About this exercise: Scan the data below. Pull out each line where "bold" occurs.

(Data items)
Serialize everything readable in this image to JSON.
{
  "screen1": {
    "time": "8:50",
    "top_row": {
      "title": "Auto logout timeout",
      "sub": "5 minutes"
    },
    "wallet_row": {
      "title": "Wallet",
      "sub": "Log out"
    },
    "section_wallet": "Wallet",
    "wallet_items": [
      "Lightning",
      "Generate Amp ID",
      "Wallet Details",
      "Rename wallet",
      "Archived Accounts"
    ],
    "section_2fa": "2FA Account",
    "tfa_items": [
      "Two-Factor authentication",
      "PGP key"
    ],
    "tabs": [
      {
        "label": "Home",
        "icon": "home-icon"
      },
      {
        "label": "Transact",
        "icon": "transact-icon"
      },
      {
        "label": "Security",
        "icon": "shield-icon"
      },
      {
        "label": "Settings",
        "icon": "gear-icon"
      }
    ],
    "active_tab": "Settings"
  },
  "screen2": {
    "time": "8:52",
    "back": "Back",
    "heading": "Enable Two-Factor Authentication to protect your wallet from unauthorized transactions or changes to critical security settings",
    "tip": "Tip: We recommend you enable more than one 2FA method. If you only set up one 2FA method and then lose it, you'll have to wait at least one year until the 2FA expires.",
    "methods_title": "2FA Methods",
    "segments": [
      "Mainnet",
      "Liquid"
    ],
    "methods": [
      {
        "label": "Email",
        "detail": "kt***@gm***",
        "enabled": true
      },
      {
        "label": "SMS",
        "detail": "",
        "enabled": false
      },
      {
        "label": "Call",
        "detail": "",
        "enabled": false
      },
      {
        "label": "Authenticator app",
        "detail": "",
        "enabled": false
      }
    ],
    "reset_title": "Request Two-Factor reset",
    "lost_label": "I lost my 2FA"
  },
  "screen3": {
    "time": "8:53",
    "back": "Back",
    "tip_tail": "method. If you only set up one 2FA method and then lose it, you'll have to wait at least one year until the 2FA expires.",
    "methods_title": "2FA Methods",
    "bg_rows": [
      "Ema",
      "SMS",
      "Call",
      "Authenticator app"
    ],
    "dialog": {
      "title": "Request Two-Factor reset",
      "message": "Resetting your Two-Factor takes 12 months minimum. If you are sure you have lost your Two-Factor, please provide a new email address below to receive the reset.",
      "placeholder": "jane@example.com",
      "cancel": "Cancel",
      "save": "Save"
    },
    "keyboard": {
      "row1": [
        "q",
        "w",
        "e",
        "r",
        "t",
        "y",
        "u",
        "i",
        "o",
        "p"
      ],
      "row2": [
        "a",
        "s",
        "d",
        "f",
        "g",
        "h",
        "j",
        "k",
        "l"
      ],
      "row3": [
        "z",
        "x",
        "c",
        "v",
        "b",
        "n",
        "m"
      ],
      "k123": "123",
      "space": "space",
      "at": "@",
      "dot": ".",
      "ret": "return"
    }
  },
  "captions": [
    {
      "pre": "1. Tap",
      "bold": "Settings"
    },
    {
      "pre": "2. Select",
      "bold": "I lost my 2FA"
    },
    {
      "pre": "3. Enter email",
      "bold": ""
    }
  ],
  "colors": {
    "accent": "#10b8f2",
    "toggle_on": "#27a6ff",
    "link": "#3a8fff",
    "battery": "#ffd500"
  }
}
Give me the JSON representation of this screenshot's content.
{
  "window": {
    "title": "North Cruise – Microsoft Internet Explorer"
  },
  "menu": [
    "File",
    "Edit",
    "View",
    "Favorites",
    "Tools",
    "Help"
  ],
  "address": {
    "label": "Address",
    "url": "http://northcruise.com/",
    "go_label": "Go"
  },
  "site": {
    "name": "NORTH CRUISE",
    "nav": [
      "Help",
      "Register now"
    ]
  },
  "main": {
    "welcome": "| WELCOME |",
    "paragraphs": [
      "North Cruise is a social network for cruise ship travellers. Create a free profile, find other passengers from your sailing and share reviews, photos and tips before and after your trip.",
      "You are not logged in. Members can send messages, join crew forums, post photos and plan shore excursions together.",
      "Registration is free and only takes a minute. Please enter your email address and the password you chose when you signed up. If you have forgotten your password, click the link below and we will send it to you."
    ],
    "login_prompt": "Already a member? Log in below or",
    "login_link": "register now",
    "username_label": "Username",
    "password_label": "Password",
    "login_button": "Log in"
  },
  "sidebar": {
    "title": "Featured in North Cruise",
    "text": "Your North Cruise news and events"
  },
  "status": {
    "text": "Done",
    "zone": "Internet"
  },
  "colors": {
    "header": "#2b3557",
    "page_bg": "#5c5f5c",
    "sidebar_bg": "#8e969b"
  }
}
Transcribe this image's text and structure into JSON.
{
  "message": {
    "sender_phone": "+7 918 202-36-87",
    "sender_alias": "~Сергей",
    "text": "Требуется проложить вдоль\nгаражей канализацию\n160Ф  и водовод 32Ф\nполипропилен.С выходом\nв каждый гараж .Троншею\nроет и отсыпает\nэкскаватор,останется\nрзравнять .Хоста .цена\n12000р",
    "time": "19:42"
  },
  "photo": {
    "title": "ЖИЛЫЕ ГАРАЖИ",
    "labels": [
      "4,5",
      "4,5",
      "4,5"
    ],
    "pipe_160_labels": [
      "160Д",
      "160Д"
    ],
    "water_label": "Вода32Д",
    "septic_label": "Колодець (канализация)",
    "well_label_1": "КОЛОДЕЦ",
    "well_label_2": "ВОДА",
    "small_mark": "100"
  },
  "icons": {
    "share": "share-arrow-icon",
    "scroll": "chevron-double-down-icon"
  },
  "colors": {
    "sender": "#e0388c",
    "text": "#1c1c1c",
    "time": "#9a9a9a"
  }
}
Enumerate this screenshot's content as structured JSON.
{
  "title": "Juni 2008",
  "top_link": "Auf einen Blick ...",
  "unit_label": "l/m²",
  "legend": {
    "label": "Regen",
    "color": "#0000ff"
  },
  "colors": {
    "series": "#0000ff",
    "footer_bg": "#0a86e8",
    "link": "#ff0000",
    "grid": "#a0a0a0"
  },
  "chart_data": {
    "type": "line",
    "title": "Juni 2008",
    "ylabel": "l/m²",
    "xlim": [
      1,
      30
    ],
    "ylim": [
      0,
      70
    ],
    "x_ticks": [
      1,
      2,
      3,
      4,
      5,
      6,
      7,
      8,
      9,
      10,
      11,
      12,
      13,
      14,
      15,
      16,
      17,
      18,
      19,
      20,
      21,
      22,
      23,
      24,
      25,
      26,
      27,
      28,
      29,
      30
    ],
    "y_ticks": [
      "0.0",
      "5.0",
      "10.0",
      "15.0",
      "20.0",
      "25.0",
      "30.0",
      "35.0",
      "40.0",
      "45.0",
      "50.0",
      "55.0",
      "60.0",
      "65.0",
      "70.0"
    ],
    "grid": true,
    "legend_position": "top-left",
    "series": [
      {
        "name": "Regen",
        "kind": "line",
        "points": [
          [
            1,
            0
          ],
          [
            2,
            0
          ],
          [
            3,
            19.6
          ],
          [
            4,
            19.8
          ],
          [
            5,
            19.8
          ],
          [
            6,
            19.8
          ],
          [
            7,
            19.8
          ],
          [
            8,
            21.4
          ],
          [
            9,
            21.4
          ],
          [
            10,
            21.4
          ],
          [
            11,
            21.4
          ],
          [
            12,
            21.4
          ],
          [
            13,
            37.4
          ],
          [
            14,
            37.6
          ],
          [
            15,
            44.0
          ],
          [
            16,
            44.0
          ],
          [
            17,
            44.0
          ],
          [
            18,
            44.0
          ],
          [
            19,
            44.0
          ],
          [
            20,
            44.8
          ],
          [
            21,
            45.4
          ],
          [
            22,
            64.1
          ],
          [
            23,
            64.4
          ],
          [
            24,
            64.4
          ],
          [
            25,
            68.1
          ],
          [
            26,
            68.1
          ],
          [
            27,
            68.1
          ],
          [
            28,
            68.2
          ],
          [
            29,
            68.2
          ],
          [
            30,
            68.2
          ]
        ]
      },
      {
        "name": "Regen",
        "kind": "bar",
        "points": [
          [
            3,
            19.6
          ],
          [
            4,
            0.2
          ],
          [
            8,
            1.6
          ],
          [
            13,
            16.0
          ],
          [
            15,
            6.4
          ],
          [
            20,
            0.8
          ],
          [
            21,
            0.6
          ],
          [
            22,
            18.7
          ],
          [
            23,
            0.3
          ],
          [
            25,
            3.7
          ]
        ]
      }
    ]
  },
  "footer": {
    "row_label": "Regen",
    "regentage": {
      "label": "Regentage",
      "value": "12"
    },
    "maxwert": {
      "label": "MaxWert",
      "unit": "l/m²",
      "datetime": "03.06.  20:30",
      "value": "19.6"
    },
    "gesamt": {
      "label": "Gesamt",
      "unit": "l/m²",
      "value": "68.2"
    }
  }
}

Answer for the task:
      "bold": "Settings"
      "bold": "I lost my 2FA"
      "bold": ""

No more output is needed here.